Star Wars Galaxies and City of Heroes Could Return if New Copyright Law Passes

If the U.S Copyright Office pushes forward with a DMCA review, long-dormant online games such as Star Wars Galaxies and City of Heroes could return once again.

The news, which comes via Digital Trends, is less-than-straightforward. In essence, a request from the Museum of Art and Digital Entertainment to extend the exception revolving around museums, archives and libraries having access to abandoned online games to the general public may have wide-reaching ramifications for popular, now defunct MMOs.

If the rule change comes into effect, a scenario could crop up where online games that have had their servers shut down would be able to return, Only archivists and not, say, any old player, would be able to run a server but the end goal still remains: to preserve these long-gone online games as they were intended to be played, surrounded by people in a thriving online space.

The Museum of Art and Digital Entertainment believes that the continuing, enormous popularity of online games is testament to its need to archive its predecessors, arguing that, “Online games have become ubiquitous and are only growing in popularity. For example, an estimated fifty-three percent of gamers play multiplayer games at least once a week, and spend, on average, six hours a week playing with others online”

However, the change faces stark opposition from The Entertainment Software Association, who represent companies such as Nintendo and EA. In a statement released by the group, the decision to “make the video game[s] available for play by a public audience” would not only violate copyright law, it would also come in direct competition with current, surviving titles.

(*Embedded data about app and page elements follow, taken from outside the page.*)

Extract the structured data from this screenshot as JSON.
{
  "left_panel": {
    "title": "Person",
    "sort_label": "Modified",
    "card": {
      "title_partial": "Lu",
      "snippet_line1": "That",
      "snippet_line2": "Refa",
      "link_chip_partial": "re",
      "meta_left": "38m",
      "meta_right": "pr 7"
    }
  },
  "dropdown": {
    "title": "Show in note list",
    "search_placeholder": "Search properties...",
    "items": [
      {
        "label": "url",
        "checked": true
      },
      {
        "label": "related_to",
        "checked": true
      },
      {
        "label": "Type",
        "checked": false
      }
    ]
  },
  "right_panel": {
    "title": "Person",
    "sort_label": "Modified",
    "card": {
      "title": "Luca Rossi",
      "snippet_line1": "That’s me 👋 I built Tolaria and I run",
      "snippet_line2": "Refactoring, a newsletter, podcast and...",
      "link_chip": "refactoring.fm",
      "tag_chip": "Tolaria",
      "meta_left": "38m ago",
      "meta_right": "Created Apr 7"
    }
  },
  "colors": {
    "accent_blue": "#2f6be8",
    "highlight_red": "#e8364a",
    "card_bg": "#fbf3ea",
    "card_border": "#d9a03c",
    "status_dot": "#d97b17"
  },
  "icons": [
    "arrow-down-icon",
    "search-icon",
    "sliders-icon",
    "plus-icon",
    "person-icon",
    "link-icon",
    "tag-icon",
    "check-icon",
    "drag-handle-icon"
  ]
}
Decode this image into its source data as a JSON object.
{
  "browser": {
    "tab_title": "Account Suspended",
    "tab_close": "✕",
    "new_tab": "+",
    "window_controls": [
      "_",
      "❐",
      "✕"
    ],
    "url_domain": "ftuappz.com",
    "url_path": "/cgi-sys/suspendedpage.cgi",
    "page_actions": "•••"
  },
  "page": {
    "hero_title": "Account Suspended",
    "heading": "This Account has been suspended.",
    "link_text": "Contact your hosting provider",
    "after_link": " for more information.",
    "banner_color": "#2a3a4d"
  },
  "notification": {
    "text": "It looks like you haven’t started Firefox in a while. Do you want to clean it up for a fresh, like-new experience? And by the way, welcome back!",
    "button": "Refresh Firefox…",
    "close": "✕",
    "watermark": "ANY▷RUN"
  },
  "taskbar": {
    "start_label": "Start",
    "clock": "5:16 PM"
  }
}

It remains to be seen when (or if) the change would take place, but, for those who wistfully recall the days of City of Heroes, City of Villains and an abundance of other MMOs, it could be a welcome decision to bring forgotten games into a current gaming climate dominated by word-of-mouth and large, vibrant and active communities – precisely the shot in the arm the games needed before they closed their doors.